Among the contributors to the mathematical analysis were professors from Boston University, Tufts University (Boston), University of Maryland, Saha Institute of Nuclear Physics (India), and the Sorbonne (Paris).
The result of the analysis was an ability to predict the financial situation in the U.S. and Europe within less than 1% (0.3%, to be precise), year by year, in the period between 1989 and 2016.
The origins of inequality have long been hiding in plain sight – available through a mathematical understanding. (For those CCCC practitioners strong in Chaos Theory, these findings parallel the irregular, but predictable, clogging of oil pipelines, the ups and downs of cotton prices, the swelling of the lynx population in northern Canada, etc.)

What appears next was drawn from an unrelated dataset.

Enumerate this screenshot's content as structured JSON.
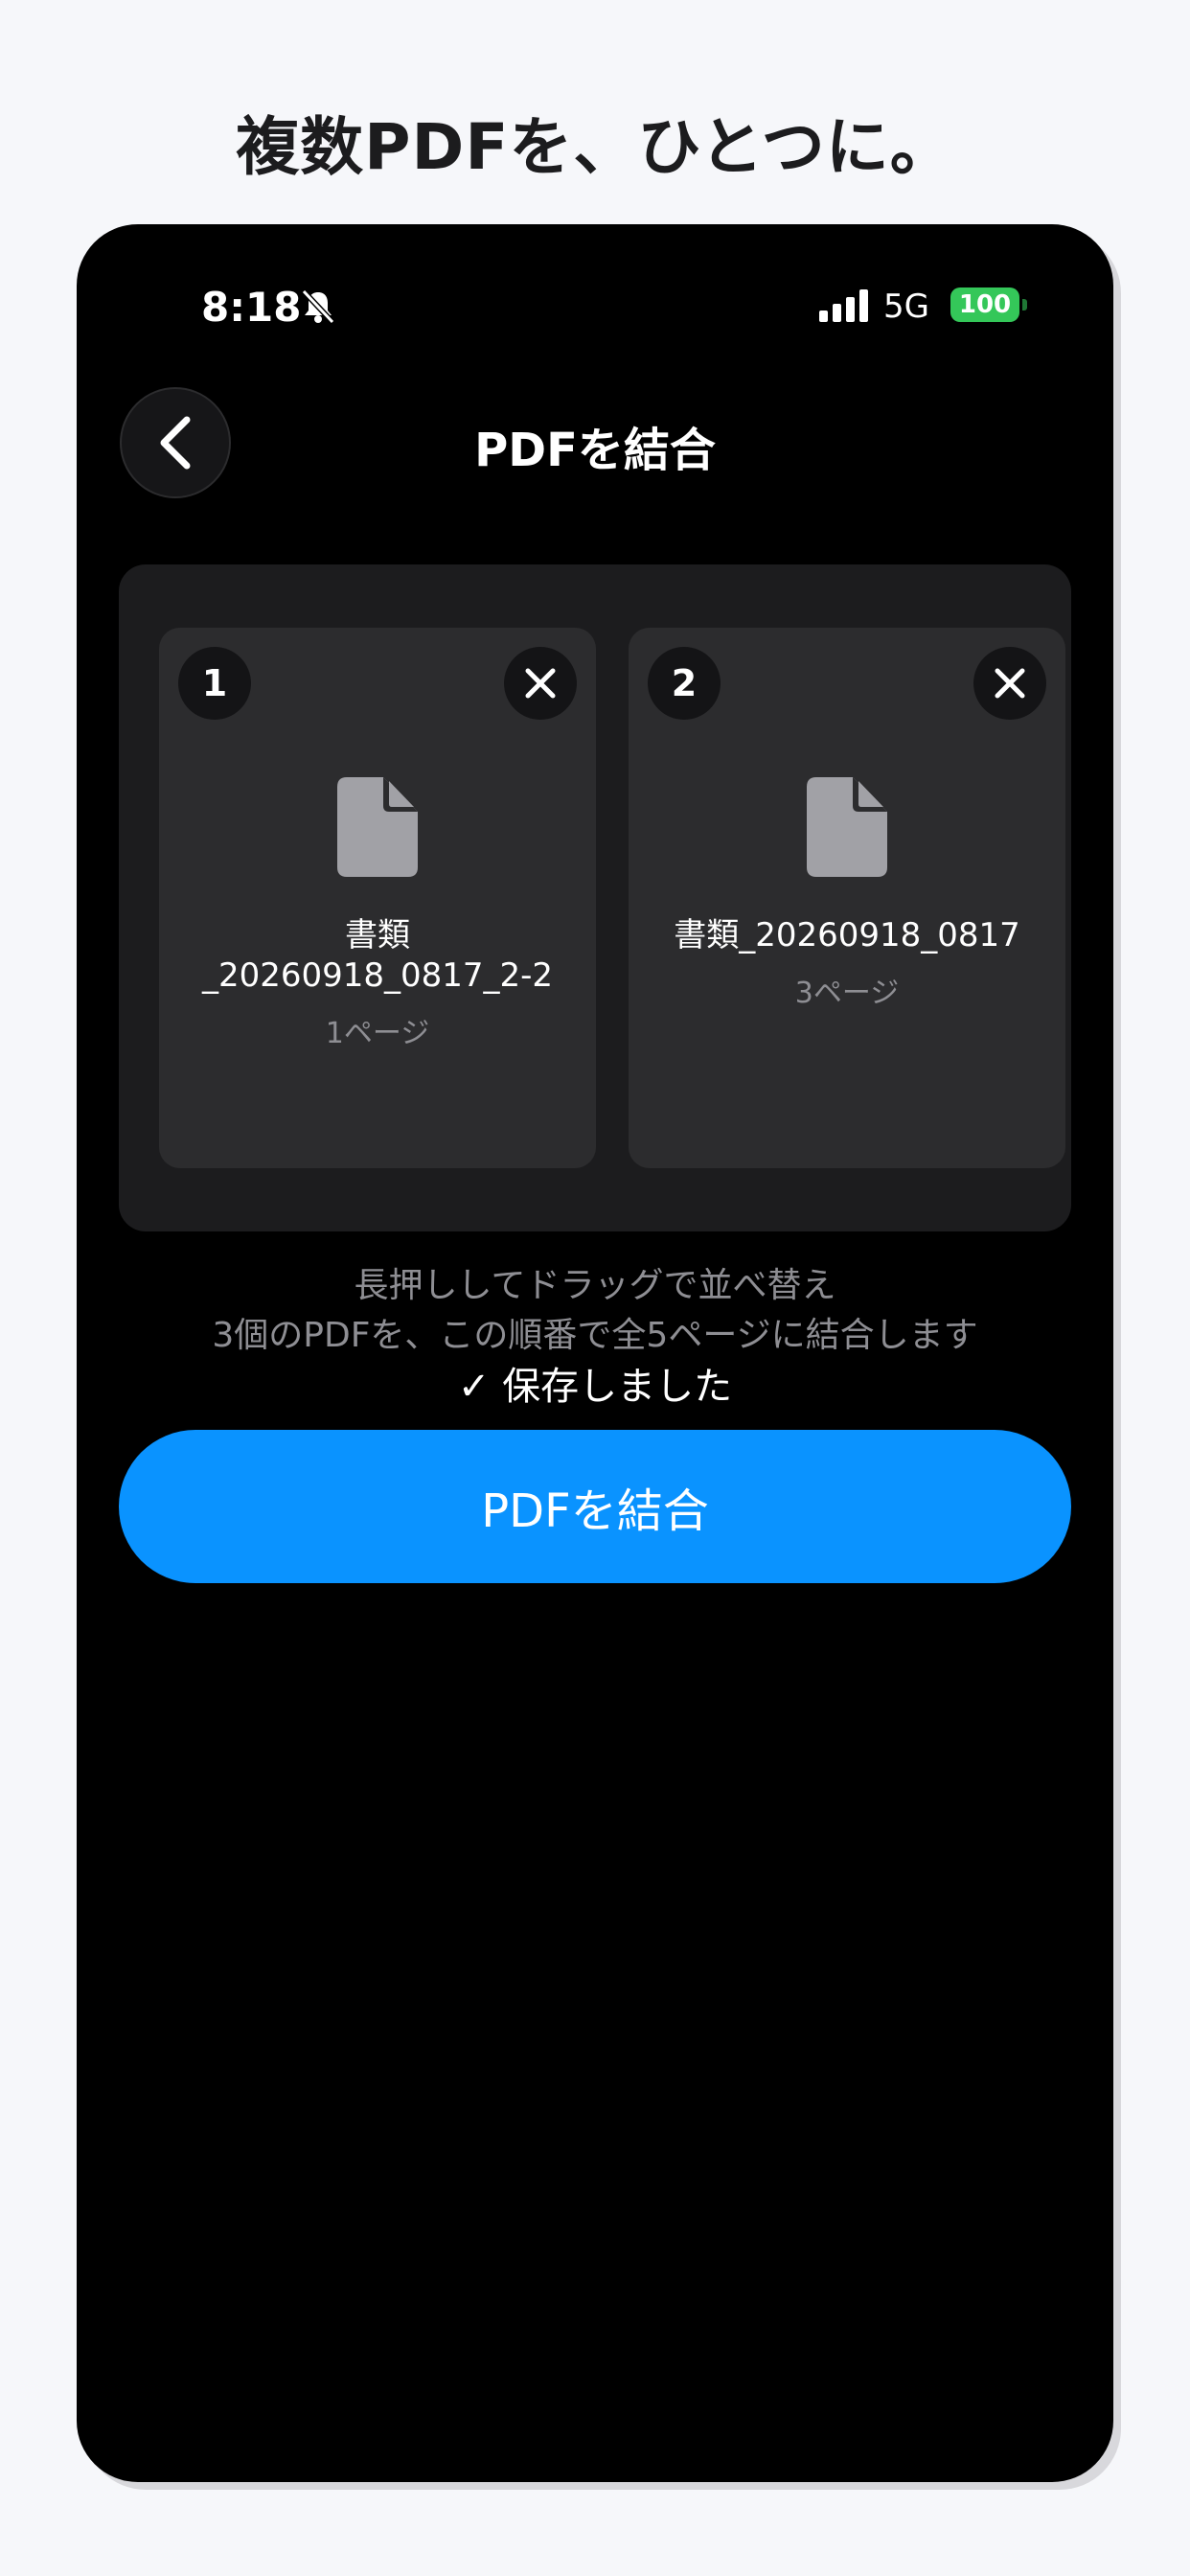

We begin the mathematical exercise with a few basics including the ‘yard sale’ model where fair exchanges are made by two equally positioned people both expecting to benefit from the transaction for their own purposes. The mathematical model starts with the premise that 1,000 people would be making fair transactions. Each person has an initial amount, which to avoid observer conflict, assumes all 1,000 people start with the same wealth. (But the analysis shows that it doesn’t matter what amount of wealth each participant begins with; the fundamental results of inequality will turn out the same.) To be clear, we begin by assuming that nobody has an advantage of any kind. Another basic premise is that people have an aversion to going broke, so they will only spend a portion of what they have. This is a self-imposed limitation that most people instinctively observe in their economic life. A coin flip decides who is buying and who is selling (thereby introducing a Chaos factor).

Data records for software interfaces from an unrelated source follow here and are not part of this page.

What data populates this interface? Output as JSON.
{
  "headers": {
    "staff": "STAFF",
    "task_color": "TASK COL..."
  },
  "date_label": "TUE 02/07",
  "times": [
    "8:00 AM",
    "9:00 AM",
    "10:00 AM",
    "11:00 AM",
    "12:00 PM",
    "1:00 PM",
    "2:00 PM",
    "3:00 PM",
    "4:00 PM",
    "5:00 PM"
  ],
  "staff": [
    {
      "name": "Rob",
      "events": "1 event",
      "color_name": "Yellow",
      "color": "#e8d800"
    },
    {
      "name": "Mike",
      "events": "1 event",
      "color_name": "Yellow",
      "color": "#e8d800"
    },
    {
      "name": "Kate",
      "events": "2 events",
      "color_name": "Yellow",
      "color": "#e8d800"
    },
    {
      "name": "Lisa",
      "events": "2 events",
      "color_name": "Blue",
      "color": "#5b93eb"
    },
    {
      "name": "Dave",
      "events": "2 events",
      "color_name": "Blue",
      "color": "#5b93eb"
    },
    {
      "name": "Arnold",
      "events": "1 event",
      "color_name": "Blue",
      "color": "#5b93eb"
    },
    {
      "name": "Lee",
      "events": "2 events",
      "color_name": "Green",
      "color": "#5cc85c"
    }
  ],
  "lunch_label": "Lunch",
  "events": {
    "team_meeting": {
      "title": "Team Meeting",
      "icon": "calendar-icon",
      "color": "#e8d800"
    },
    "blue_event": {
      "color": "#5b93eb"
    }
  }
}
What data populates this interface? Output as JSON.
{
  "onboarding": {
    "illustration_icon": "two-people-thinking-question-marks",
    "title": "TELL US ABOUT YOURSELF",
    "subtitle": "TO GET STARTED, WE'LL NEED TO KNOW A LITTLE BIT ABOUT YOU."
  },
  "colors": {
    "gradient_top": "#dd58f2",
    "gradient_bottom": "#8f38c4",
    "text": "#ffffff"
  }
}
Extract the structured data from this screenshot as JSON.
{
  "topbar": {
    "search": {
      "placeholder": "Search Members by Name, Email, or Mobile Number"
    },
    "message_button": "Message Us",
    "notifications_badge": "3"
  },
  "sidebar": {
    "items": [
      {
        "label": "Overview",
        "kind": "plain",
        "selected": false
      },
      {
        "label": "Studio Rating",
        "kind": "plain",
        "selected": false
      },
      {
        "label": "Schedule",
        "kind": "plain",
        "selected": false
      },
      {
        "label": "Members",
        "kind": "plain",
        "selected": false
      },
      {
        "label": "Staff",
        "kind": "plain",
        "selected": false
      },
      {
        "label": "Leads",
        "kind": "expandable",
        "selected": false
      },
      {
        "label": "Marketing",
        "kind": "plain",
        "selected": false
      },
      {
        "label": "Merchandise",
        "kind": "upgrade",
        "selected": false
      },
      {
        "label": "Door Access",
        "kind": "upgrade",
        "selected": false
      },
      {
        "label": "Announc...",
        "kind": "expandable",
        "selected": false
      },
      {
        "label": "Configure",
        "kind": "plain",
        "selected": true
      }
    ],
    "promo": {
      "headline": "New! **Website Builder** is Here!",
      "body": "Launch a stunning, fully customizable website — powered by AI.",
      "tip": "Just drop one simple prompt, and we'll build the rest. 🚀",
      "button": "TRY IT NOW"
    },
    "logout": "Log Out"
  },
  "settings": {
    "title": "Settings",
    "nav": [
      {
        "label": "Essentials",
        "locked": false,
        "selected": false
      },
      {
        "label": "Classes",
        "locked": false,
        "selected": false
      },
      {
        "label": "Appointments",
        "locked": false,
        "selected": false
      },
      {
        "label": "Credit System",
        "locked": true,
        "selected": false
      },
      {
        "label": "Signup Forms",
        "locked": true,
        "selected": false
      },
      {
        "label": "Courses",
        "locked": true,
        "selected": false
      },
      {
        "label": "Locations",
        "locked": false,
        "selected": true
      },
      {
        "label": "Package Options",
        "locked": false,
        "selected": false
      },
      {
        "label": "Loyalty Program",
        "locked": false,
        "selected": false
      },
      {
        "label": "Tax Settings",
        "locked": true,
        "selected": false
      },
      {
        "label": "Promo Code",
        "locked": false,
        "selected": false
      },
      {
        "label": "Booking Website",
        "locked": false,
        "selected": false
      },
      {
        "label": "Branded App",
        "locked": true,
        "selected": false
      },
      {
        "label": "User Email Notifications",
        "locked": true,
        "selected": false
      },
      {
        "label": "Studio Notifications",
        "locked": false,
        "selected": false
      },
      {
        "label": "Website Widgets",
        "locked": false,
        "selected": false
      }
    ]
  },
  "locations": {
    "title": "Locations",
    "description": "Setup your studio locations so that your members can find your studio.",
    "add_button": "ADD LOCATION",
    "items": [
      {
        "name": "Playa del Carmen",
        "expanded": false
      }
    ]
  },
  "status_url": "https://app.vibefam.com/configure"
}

We can take these 1,000 individuals making many transactions, millions of transaction or billions of transactions to see what falls out. The result, after a large number of transactions, is that one person ends up as an oligarch, holding practically all the wealth and the other 999 end up with virtually nothing. It does not matter how much wealth people started out with. It does not matter that all the coin flips were absolutely fair. Any single
Scientific American, November 2019, p70, “The Inescapable Casino”, Bruce M. Boghosia person in this scenario could have become the oligarch – in fact, all had equal odds if they began with equal wealth.

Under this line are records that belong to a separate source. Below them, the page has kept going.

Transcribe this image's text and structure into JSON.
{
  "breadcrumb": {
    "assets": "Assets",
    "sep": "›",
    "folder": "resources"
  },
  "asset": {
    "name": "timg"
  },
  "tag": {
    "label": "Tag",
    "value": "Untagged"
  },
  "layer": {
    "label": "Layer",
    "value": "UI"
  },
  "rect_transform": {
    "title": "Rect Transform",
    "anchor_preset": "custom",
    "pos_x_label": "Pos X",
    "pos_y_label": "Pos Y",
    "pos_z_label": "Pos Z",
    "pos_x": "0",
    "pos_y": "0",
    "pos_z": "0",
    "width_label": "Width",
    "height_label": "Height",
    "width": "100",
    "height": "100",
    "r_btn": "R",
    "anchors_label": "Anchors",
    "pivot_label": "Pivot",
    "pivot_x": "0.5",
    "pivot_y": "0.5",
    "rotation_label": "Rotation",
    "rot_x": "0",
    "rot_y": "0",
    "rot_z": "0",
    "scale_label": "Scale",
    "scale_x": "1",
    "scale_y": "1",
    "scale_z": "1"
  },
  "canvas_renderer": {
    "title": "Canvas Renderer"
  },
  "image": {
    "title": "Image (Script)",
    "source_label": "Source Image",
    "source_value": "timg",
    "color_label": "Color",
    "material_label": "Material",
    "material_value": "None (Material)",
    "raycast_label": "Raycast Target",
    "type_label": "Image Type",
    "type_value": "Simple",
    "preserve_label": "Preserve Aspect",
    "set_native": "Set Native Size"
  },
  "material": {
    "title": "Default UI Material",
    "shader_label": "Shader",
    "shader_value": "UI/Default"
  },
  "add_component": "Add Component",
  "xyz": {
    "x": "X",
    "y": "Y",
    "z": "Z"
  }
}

The very first coin flip transfers money from the buyer to the seller, setting up an imbalance between the two. And once there is some variance in wealth, no matter how minute, succeeding transactions will systematically move a trickle of wealth upwards, amplifying inequality until the system reaches a state of oligarchy. In terms of the actual transactions, it is like a casino, where you win some transactions and you lose some transactions, but the longer you stay in the casino, the more likely you are to lose.
When the trickle of wealth exchange is multiplied by 7.7 billion people on the planet making countless transactions every year, the trickle becomes a torrent.
This can be offset somewhat by a wealth tax where money is moved from the rich to the poor – that is, mathematically speaking, from those above the mean to those below the mean. (Because levels of inequality become extreme, far more people would receive than would pay.)
The mathematical situation is exacerbated because in real life, the wealthy have systemic economic advantages such as a lower interest rate on loans and better financial advisors, whereas the poor suffer systemic economic disadvantages such as payday lenders and a lack of time to shop for the best prices.
The picture described above was accelerated, for everyone to see, by the nature of the breakup of the Soviet Union in 1991 whereby 10 of the 15 former Soviet republics became oligarchies, almost overnight.
The mathematical model above introduced a factor for those with negative wealth, the 10.5% of the U.S. population which was in a net negative position because of mortgages, maxed-out credit cards, student loans, and other factors.
The final conclusion is that the “natural” wealth direction in a free economy is not wealth flowing downward as usually theorized by economists (and often attributed to Adam Smith), but, rather, wealth trickling upwards towards a complete oligarchy. It is only redistribution that sets a limit on inequality.
The model assumes symmetry but if chance breaks the symmetry such as a person gaining a financial inheritance, or a very large salary, their direction towards wealth accumulation is accelerated.
The social and business lessons from this analysis are several. The first is the huge role that luck plays in economic results. Secondly, wealth accumulation is not solely due to the cleverness and industriousness of the individual. Third, the negative stigma attributed to poverty is completely unjustified. Fourth, as stated above, a carefully designed mechanism for redistribution can compensate for these natural (mathematical) unidirectional wealth flows from the poor to the rich.
Three conclusions for the businessperson are: (a) Be aware that poverty is as much a mathematical state as a social one; in either case it is a situation you can choose to do something about – use your F to share. (b) In order to get the wealth you feel you deserve and need, keep on working diligently – use your P and A. (c) Be willing to take risks to build up your cash position – use your V.